Actor-turned-helmer Ali Mosaffa’s dreamlike feature debut “Portrait of a Lady Far Away” reps a refreshing departure from the usual super-stripped-down naturalism and rural settings of most fest product from Iran, even if talents on- and offscreen have close connections to some of the country’s best-known names. Story follows a melancholy professional (Homayoun Ershadi, “A Taste of Cherry”) when a seemingly random phone call from a potential suicide instigates a nighttime adventure around cosmopolitan Teheran, stirring up buried memories of lost love. “Portrait”’s sparse emotional brushwork may limit its general aud appeal, but exhibition at further fests is a dead cert.
In his darkly lit apartment, lonely middle-aged architect Ahmed (Ershadi) takes a webcam call from his teenage son Ali (actor’s name untranslated in credits), and a voicemail from his cantankerous father. Another message from an unknown woman explains that she’s going to end it all that night and that she called his number at random to say goodbye cruel world, but that she’s leaving the keys to her apartment under the mat. Auds familiar with Abbas Kiarostami’s “A Taste of Cherry” will immediately spot irony of helmer Mosaffa having cast Ershadi, who played a man bent on suicide in latter pic.
Later that night, Ahmed makes his way to the would-be suicide’s apartment, and lets himself in with the aforementioned keys. Although he finds no corpse, an unnamed young woman (Leila Hatami, from “Deserted Station”), seemingly a friend of the suicide who also received a midnight call, shows up at the door.
The two decide to go look for the missing woman, a journey that encompasses hospitals, encounters with fortune tellers, Ahmed’s childhood home (now a building site), and an art show at a makeshift gallery where a blown up portrait of the woman Ahmed’s traveling with hangs side-by-side with a makeshift screen on which is projected an old film of an Afghani woman singer. Both portrait and screen are torched as part of the installation.

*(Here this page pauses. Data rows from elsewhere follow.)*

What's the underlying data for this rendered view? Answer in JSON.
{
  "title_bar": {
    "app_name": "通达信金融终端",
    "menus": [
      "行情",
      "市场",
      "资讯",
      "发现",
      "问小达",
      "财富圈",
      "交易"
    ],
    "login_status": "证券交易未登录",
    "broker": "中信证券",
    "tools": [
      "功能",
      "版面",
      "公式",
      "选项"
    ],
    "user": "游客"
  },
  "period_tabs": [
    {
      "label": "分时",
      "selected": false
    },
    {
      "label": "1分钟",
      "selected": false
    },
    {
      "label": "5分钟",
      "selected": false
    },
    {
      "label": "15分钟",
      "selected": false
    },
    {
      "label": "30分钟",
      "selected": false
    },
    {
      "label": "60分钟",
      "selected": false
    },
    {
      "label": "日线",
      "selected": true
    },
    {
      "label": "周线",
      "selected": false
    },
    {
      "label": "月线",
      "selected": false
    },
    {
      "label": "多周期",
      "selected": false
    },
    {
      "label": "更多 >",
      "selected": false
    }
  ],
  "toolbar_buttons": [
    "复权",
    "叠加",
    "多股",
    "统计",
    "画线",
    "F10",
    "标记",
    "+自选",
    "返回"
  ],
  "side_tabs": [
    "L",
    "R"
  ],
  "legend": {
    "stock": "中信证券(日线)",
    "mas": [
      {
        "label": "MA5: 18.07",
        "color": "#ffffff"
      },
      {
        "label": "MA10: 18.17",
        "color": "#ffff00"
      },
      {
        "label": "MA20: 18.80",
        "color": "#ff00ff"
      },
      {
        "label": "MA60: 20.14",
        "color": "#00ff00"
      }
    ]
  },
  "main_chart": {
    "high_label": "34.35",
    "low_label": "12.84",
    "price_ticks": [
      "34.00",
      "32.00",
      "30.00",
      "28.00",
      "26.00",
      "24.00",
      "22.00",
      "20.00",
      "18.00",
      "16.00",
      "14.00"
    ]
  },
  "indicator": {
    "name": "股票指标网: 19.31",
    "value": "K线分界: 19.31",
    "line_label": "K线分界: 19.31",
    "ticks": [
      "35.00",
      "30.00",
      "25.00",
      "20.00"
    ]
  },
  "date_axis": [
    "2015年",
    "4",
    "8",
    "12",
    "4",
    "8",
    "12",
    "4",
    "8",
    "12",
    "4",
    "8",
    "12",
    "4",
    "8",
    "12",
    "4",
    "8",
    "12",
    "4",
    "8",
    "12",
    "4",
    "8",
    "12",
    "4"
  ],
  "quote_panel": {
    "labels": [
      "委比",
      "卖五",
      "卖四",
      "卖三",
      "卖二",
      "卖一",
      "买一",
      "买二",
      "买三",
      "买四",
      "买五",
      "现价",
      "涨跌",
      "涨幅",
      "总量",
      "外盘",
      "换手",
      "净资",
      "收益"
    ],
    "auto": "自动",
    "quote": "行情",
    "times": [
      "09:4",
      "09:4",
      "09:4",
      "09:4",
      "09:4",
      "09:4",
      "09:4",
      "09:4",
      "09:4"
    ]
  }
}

Eventually, it transpires that the Afghani singer seen at the gallery, Kharshid, was an old flame of Ahmed’s who once attempted committed suicide herself, and who is seen as a much older woman (played by Zahra Hatami) in a video remembering her youthful stardom. There’s a suggestion that the young female companion, who turns out to be the girl who made the call, could also be that lost lover’s spirit, or maybe a total figment of Ahmed’s imagination. One way or another, levels of reality are none-too-distinct here.
Influence of Kiarostami is unmistakeable, from the use of cars as setting, to the self-reflexive focus on film, to the very fact that the penumbral lensing comes courtesy of sometime Kiarostami DP Homayoun Payvar (“Life, and Nothing More…”, “A Taste of Cherry”). However, the young director’s oneric, heightened style is more reminiscent nearer Eastern auteurs, such as Andrei Tarkovsky (especially “Mirror” and “Nostalgia”), and to a certain extent Theo Angelopoulus (“Eternity and a Day”), even though the political and historical allusion that threads through their work is lower in the mix here.
Thesping by stately Ershadi and eerily beautiful Hatami holds pic’s center of gravity throughout, and impresses all the more given how much their characters had the potential to play as ciphers.
Layered use of sound by Fadin Saheb-Zamani complements atmospheric score by Peyman Yazdanian to create a complex soundscape that compliments pic’s lush visuals.